  • mgbode

    Ah, I see. Well, y’all can have her. I married my own hot red-headed girl.

  • jpftribe

    Copyright is going to be the issue. My kid doesn’t go to ESPN for Mort, he goes for the top 10 whatever…..

  • nj0

    I watched like ten minutes of the first episode then never went back. I hear good things, but I was bored. Guess I should give it another chance.

  • Steve

    I’m not sure how well the steak analogy works, as how we’ve let the internet progress works against how the restaurant industry does. Steak places work because a smaller group of people are willing to pay premium prices.

    Now, yes, there are people willing to pay good money for quality writing, the internet has pretty much carried from day one a thought of a free sharing of information.
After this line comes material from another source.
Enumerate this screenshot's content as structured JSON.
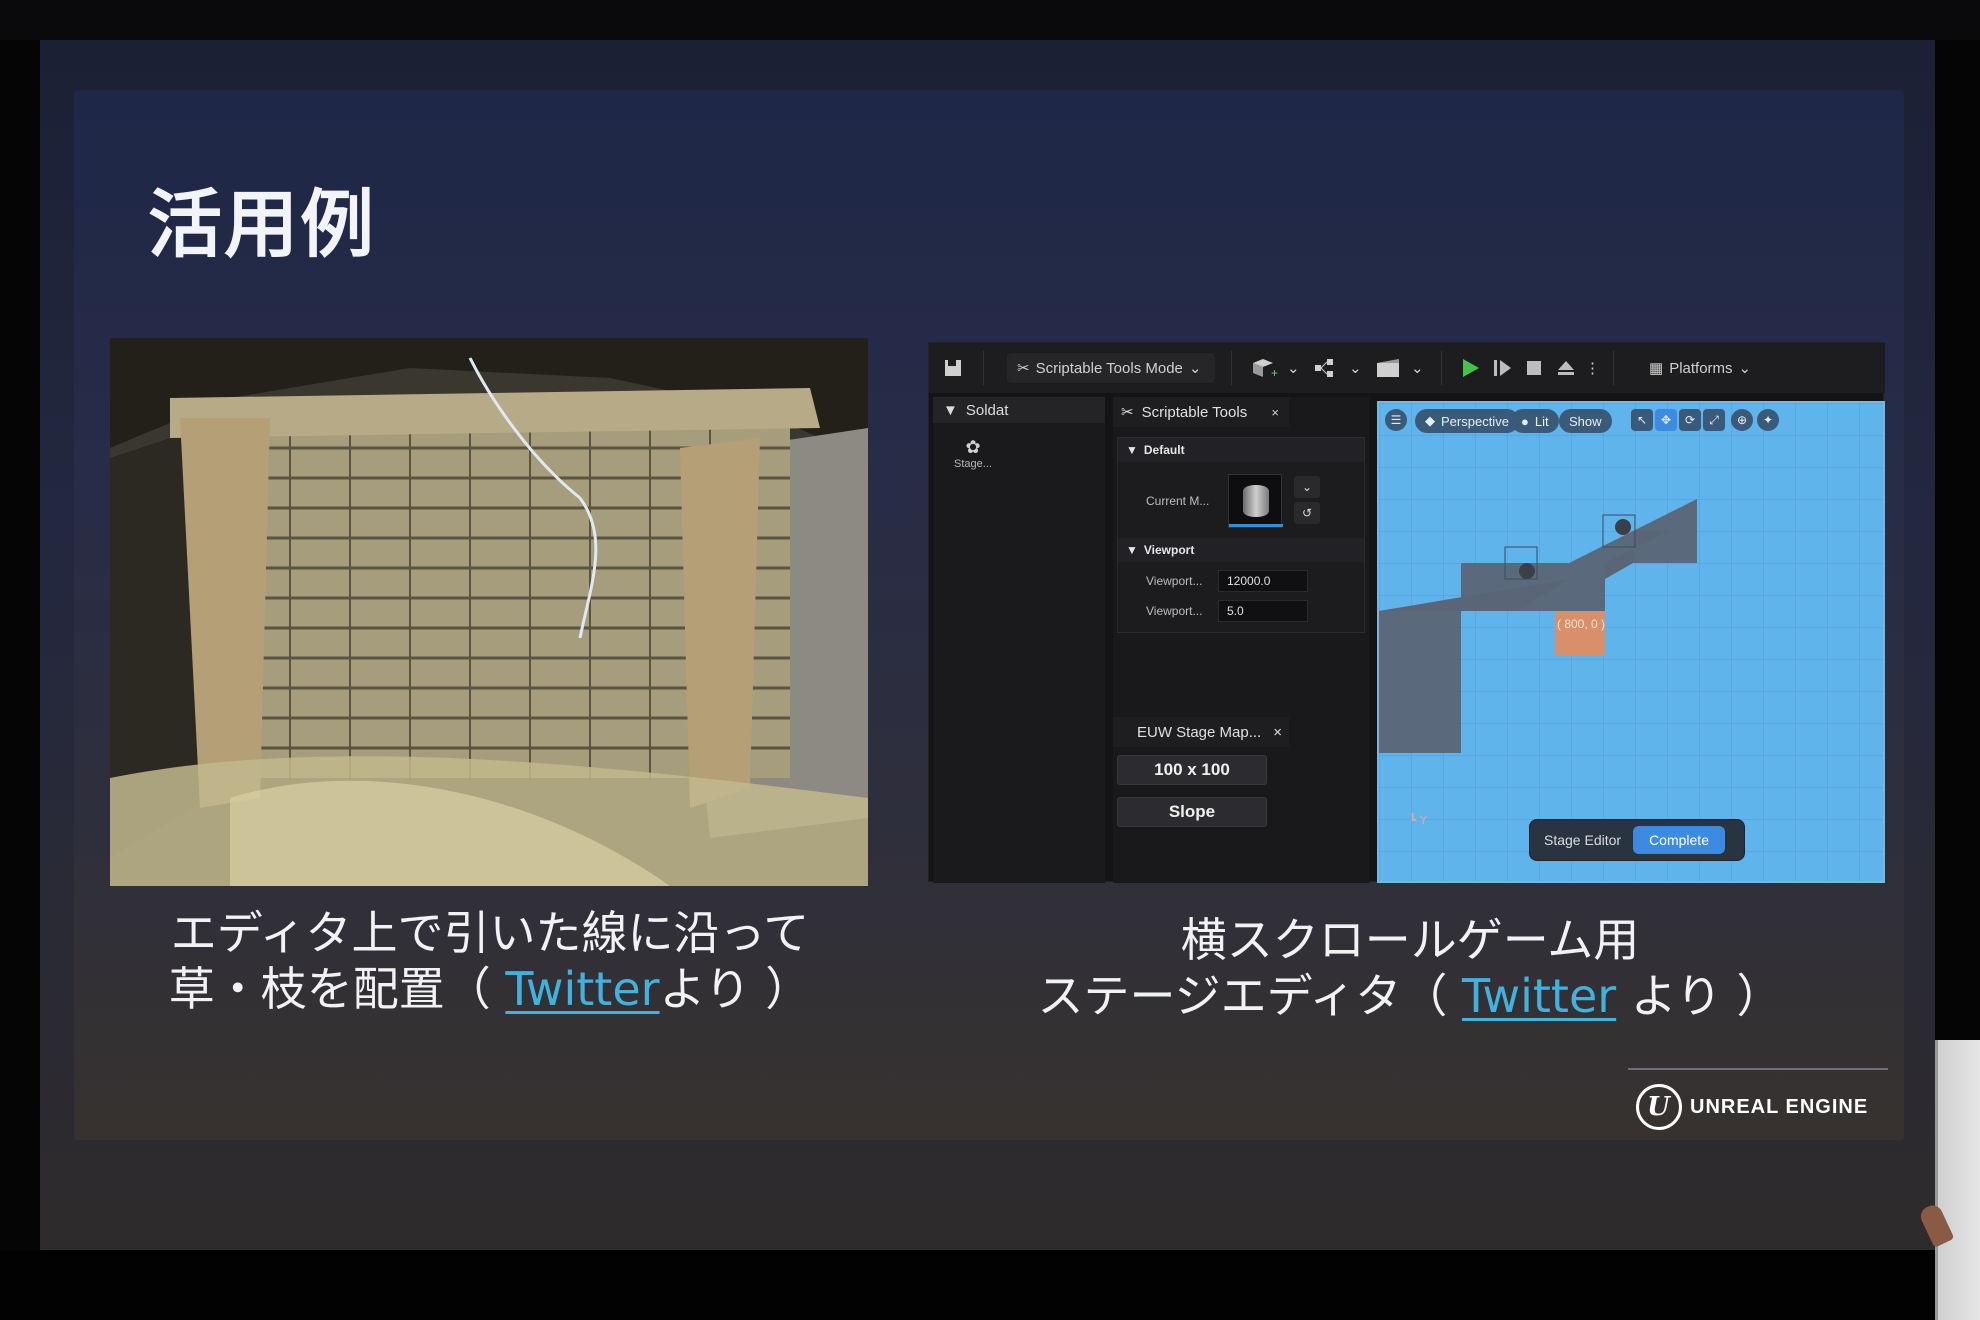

That’s one of the general beliefs of the Silicon Valley nerds – that knowledge should be shared freely. Of course, when it’s some kind of knowledge they can sell to a VC firm for enough money to retire at 30 off of, self-interest takes over, but the idea of the internet being a free knowledge-sharing device has been around for a long time. It’s very unlikely to change.
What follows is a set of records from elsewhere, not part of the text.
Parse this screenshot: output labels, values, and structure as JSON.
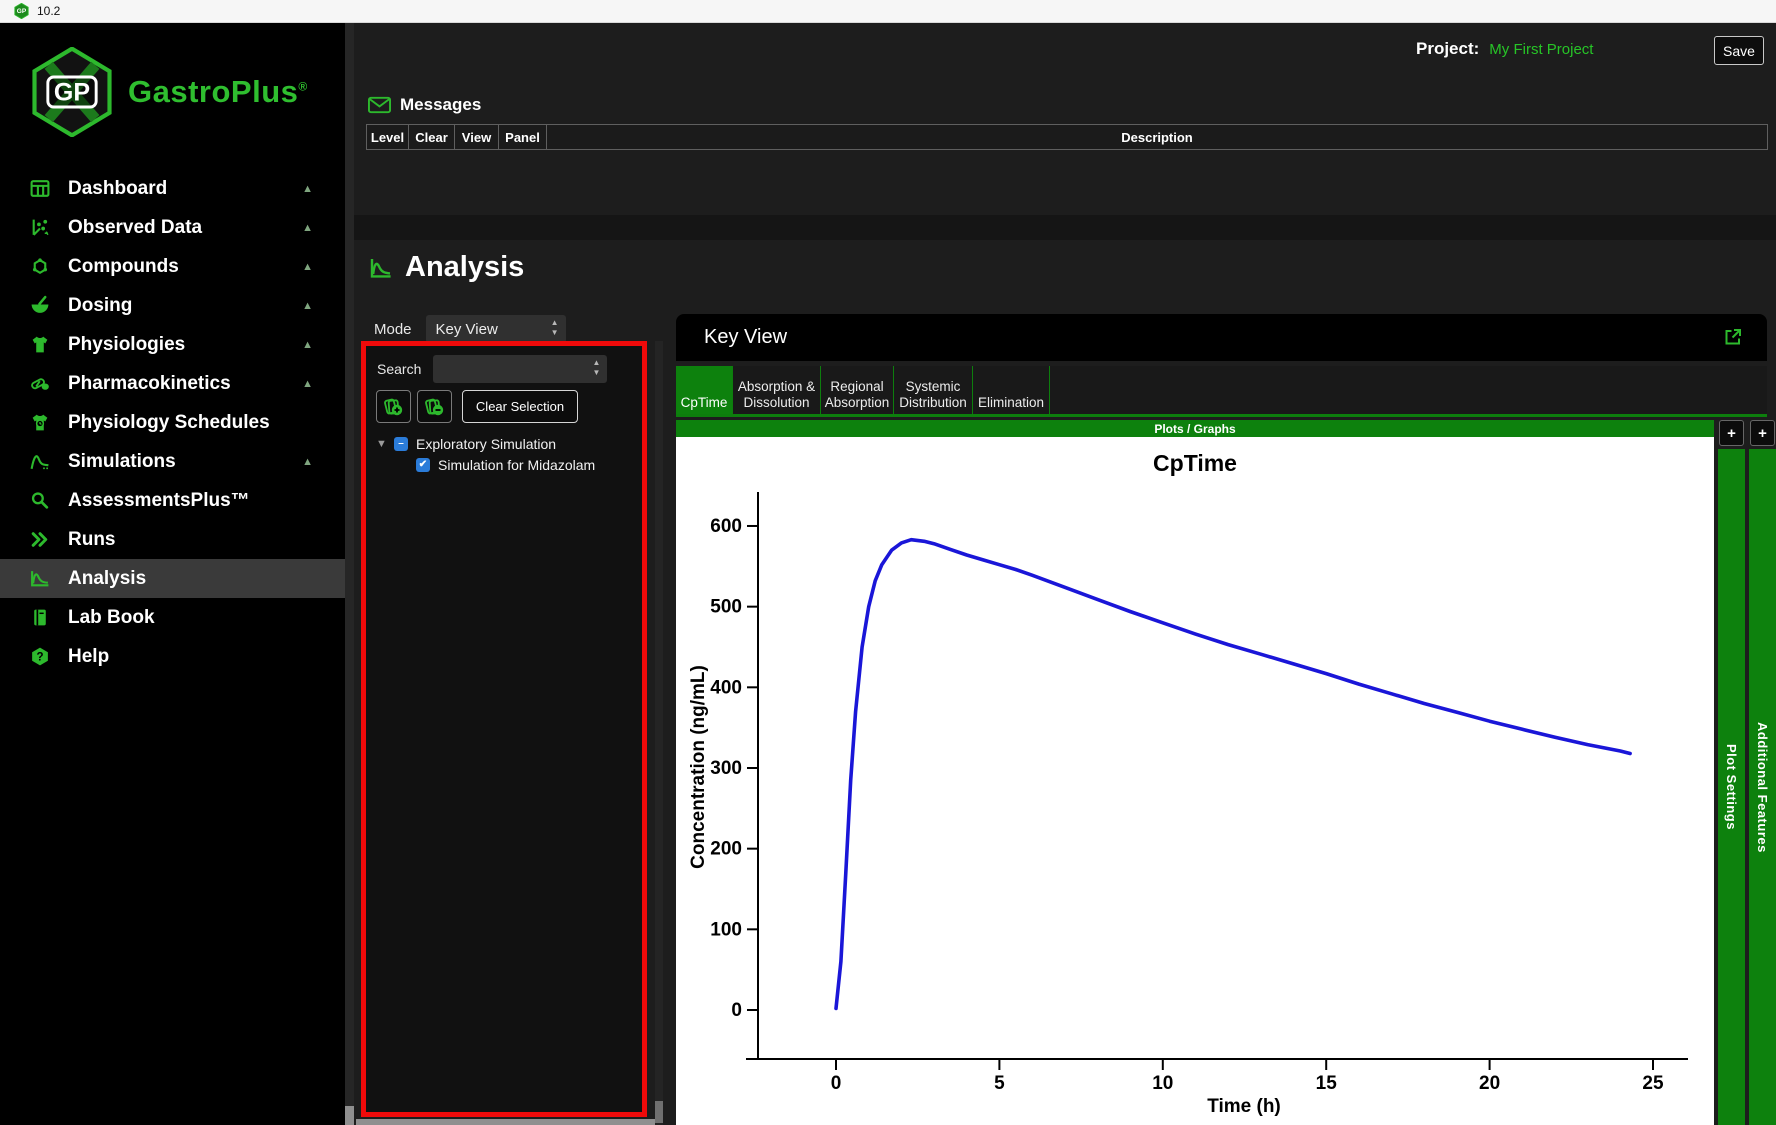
{
  "titlebar": {
    "version": "10.2"
  },
  "sidebar": {
    "logo_monogram": "GP",
    "logo_text": "GastroPlus",
    "logo_registered": "®",
    "items": [
      {
        "label": "Dashboard",
        "icon": "dashboard-icon",
        "collapsible": true,
        "active": false
      },
      {
        "label": "Observed Data",
        "icon": "observed-data-icon",
        "collapsible": true,
        "active": false
      },
      {
        "label": "Compounds",
        "icon": "compounds-icon",
        "collapsible": true,
        "active": false
      },
      {
        "label": "Dosing",
        "icon": "dosing-icon",
        "collapsible": true,
        "active": false
      },
      {
        "label": "Physiologies",
        "icon": "physiologies-icon",
        "collapsible": true,
        "active": false
      },
      {
        "label": "Pharmacokinetics",
        "icon": "pharmacokinetics-icon",
        "collapsible": true,
        "active": false
      },
      {
        "label": "Physiology Schedules",
        "icon": "physiology-schedules-icon",
        "collapsible": false,
        "active": false
      },
      {
        "label": "Simulations",
        "icon": "simulations-icon",
        "collapsible": true,
        "active": false
      },
      {
        "label": "AssessmentsPlus™",
        "icon": "assessmentsplus-icon",
        "collapsible": false,
        "active": false
      },
      {
        "label": "Runs",
        "icon": "runs-icon",
        "collapsible": false,
        "active": false
      },
      {
        "label": "Analysis",
        "icon": "analysis-icon",
        "collapsible": false,
        "active": true
      },
      {
        "label": "Lab Book",
        "icon": "lab-book-icon",
        "collapsible": false,
        "active": false
      },
      {
        "label": "Help",
        "icon": "help-icon",
        "collapsible": false,
        "active": false
      }
    ]
  },
  "header": {
    "project_label": "Project:",
    "project_name": "My First Project",
    "save_label": "Save"
  },
  "messages": {
    "title": "Messages",
    "columns": [
      "Level",
      "Clear",
      "View",
      "Panel",
      "Description"
    ]
  },
  "analysis": {
    "title": "Analysis",
    "mode_label": "Mode",
    "mode_value": "Key View",
    "search_label": "Search",
    "search_value": "",
    "clear_selection_label": "Clear Selection",
    "tree": {
      "root": "Exploratory Simulation",
      "root_state": "indeterminate",
      "child": "Simulation for Midazolam",
      "child_state": "checked"
    }
  },
  "keyview": {
    "title": "Key View",
    "tabs": [
      {
        "label": "CpTime",
        "active": true
      },
      {
        "label": "Absorption & Dissolution",
        "active": false
      },
      {
        "label": "Regional Absorption",
        "active": false
      },
      {
        "label": "Systemic Distribution",
        "active": false
      },
      {
        "label": "Elimination",
        "active": false
      }
    ],
    "plots_bar": "Plots / Graphs",
    "side_panels": [
      {
        "label": "Plot Settings"
      },
      {
        "label": "Additional Features"
      }
    ]
  },
  "colors": {
    "brand_green": "#2fbe2f",
    "icon_green": "#2db92d",
    "dark_green": "#0d810d",
    "checkbox_blue": "#2b7cd9",
    "selection_red": "#f00a0a",
    "curve_blue": "#1a16d8"
  },
  "chart_data": {
    "type": "line",
    "title": "CpTime",
    "xlabel": "Time (h)",
    "ylabel": "Concentration (ng/mL)",
    "xticks": [
      0,
      5,
      10,
      15,
      20,
      25
    ],
    "yticks": [
      0,
      100,
      200,
      300,
      400,
      500,
      600
    ],
    "xlim": [
      -2.5,
      26
    ],
    "ylim": [
      -40,
      660
    ],
    "grid": false,
    "legend": "none",
    "line_color": "#1a16d8",
    "series": [
      {
        "name": "Simulation for Midazolam",
        "x": [
          0,
          0.15,
          0.3,
          0.45,
          0.6,
          0.8,
          1,
          1.2,
          1.4,
          1.7,
          2,
          2.3,
          2.7,
          3,
          3.5,
          4,
          4.5,
          5,
          5.5,
          6,
          7,
          8,
          9,
          10,
          11,
          12,
          13,
          14,
          15,
          16,
          17,
          18,
          19,
          20,
          21,
          22,
          23,
          24,
          24.3
        ],
        "y": [
          2,
          60,
          170,
          285,
          370,
          450,
          500,
          532,
          552,
          570,
          579,
          583,
          581,
          578,
          571,
          564,
          558,
          552,
          546,
          539,
          524,
          509,
          494,
          480,
          466,
          453,
          441,
          429,
          417,
          404,
          392,
          380,
          369,
          358,
          348,
          338,
          329,
          321,
          318
        ]
      }
    ]
  }
}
    And economics shows us that people respond far more negatively to a price increase than they do positively to a price decrease. It’s a very tough sell for companies to say that their product is actually worth far more than it has been priced at, and they’re going to need more money.

  • Steve

    Yes, agree, there is a better mix than I portray. But, like I mention below, we’ve set the price at internet writing/video at pretty much free, and it’s going to be tough to convince consumers to pay more for that.

  • nj0

    Living the dream!

  • Steve

    My thing is, I feel I see people, especially those that write for a living, take the attitude that if they put out quality content, people will find it and appreciate it. While that is noble, and as much as I desire it to be true, and recognize that people who write for a living need it to be true, I’m not sure it is true – it seems to be damn difficult to make money writing online. You need to hit on more things, and a lot of luck, than to just put out quality content and let the readership stream in.

  • mgbode

    Depends on the writer/people, of course. The Athletic is a pay model, and there are other places that have thrived using it. Almost always (OK, always), it has been writers who built up a following at a MSM place first, then parlayed it into the smaller setting w/ individuals backing them.

    NYT, WaPo, WSJ all do the per per view model too. But, as noted above, it could end up falling below umbrella corporations. The consumer could still see it as “free” if they have Amazon Prime or Netflix or whatever…

  • nj0

    Yes, the Silicon Valley nerds believe the fruits of old media’s labor (books, music, movies) should be free for all. Computer code, on the other hand, is proprietary.

  • mgbode

    and don’t you forget it!